In the discussions of this issue, my objectives have been and remain twofold: first, to preserve job opportunities for entry-level workers seeking to get their feet on the ladder of economic opportunity; and second, to increase the take-home pay of the heads of low-income households. My proposal was designed to accomplish those twin objectives.
If the Congress remains unwilling to support this job-saving approach, I am prepared to examine with the Congress, within the confines of our fiscal limitations, changes in the Earned Income Tax Credit, which could better help the heads of low-income households.
I renew my invitation to the Congress to work with the Administration, in a cooperative and bipartisan way, on what I believe is the compelling work force challenge. We need to improve American education so Americans of all ages can prepare for the more demanding jobs that this economy is creating. Growth offers opportunity for those prepared to seize it. For those not now prepared and lacking the basic skills of language and literacy, computation skills, and the like, we need to provide or refine our training programs.
I have proposed a package of educational reforms to enhance our Federal approach to elementary and secondary education. We can offer a better quality of education to our children than we do and a wider degree of educational choice to them and their parents.
My Administration has also proposed a package of reforms in vocational education that can improve this system, so vital to training and retraining our Nation's work force. We should move quickly to improve the quality of vocational education, to simplify it, to expand choice, to make the system more accountable, and, importantly, to integrate it better with other job training efforts.
We will be proposing significant improvements in the Job Training Partnership Act. These will include a package of youth initiatives to increase the targeting of critical training resources on those in need of help. These initiatives will also offer improvements in the quality of training made available to ``at-risk'' youth and incorporate higher standards for achievement and competency after training.
We continue to believe that proposals such as these and our child tax credit are preferable and more effective measures for assisting low-income working families. Unlike a minimum wage increase, they can be much more precisely targeted to help only those who need the help, with none of the job-loss or inflationary effects of raising the minimum wage.
The Congress this year has the opportunity to move these legislative proposals in a concerted way. We need to refine our basic skills training, literacy, and remedial education, not just job training, to prepare youth for a lifetime of productive work, not just a job. Let us approach these separate statutes and programs not separately, but as parts of a whole, as components of an integrated Federal policy on real workplace needs.

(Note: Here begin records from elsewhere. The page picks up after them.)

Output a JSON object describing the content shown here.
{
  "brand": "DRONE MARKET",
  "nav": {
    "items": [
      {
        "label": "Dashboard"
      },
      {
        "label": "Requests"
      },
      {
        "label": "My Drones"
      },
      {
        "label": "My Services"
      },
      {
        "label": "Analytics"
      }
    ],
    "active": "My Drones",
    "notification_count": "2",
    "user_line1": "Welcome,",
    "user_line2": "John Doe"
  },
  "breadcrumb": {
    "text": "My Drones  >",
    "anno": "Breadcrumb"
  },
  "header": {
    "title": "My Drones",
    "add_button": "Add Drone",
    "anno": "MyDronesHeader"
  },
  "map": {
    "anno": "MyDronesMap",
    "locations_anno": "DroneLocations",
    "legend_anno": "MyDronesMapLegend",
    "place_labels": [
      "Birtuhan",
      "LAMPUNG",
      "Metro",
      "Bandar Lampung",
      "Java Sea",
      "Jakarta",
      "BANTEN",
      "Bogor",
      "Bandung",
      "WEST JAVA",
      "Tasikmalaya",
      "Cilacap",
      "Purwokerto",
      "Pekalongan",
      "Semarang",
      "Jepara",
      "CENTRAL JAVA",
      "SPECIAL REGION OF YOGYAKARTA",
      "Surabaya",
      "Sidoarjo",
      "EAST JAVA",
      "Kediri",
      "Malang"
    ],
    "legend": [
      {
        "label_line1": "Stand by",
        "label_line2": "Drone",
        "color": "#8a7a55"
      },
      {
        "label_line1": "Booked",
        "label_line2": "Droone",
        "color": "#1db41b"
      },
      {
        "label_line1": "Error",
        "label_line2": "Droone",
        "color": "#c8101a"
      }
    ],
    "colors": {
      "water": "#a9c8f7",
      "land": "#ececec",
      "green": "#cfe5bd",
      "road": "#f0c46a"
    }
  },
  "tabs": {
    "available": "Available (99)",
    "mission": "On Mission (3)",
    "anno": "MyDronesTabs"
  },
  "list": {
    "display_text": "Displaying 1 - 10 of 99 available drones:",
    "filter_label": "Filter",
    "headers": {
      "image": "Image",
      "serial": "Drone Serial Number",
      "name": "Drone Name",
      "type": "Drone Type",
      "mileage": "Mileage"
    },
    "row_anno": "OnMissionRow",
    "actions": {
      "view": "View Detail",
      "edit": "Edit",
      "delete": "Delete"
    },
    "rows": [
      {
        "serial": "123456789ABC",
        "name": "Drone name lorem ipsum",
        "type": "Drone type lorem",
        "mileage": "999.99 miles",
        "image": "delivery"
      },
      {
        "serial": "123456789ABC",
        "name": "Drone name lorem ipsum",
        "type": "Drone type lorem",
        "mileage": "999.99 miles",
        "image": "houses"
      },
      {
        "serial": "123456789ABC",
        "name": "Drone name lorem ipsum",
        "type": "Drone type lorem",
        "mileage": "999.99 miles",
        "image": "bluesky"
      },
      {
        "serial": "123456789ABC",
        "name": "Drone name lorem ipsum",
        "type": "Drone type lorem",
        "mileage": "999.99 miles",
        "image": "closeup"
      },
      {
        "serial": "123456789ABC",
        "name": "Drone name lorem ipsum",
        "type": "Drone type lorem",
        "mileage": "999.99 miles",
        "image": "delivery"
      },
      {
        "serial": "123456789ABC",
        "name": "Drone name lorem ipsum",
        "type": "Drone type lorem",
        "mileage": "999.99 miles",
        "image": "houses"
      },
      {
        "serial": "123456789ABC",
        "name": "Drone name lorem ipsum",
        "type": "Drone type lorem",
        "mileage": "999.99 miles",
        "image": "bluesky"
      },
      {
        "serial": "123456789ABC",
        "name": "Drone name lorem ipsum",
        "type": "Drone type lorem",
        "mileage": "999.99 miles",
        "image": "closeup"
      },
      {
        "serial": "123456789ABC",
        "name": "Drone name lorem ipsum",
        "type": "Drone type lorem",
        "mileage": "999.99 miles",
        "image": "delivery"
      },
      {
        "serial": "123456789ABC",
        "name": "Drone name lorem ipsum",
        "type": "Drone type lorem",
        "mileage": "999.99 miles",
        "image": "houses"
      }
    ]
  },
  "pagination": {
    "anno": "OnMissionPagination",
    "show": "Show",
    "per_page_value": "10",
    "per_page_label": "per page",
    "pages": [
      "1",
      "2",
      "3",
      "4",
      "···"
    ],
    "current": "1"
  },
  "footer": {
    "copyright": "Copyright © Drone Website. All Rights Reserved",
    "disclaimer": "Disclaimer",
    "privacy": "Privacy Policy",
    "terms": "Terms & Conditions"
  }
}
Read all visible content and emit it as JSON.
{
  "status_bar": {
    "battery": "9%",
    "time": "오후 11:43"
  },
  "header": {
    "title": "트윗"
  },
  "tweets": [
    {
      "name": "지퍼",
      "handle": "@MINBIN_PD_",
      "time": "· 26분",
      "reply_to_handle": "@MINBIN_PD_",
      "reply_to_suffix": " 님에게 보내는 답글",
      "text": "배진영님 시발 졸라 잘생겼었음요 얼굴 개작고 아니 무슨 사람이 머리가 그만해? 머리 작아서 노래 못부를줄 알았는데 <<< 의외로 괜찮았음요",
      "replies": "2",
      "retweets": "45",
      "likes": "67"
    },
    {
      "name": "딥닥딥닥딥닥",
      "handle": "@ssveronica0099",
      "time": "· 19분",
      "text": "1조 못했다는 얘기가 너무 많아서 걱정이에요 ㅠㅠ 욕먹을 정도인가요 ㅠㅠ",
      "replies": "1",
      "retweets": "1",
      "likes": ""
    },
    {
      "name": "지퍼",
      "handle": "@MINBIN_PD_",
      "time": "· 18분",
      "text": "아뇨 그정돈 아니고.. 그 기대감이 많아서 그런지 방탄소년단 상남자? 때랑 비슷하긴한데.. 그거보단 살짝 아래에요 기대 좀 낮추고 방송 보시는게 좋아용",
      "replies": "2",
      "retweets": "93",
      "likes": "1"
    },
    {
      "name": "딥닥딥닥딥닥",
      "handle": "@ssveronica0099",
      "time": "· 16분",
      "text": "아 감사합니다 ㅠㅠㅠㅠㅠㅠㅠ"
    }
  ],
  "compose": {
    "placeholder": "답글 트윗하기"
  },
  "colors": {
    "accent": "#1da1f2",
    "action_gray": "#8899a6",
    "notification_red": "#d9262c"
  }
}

As I said in my Inaugural Address, I wish to proceed together with both parties in both Houses of Congress. For those of us whose legislative priorities include the real needs of America's work force, there can be no more important items on that agenda than education and skills preparation.
During this year, and this Congress, even with limited budget resources -- we can make a difference. Let us get started.
The White House,
June 13, 1989.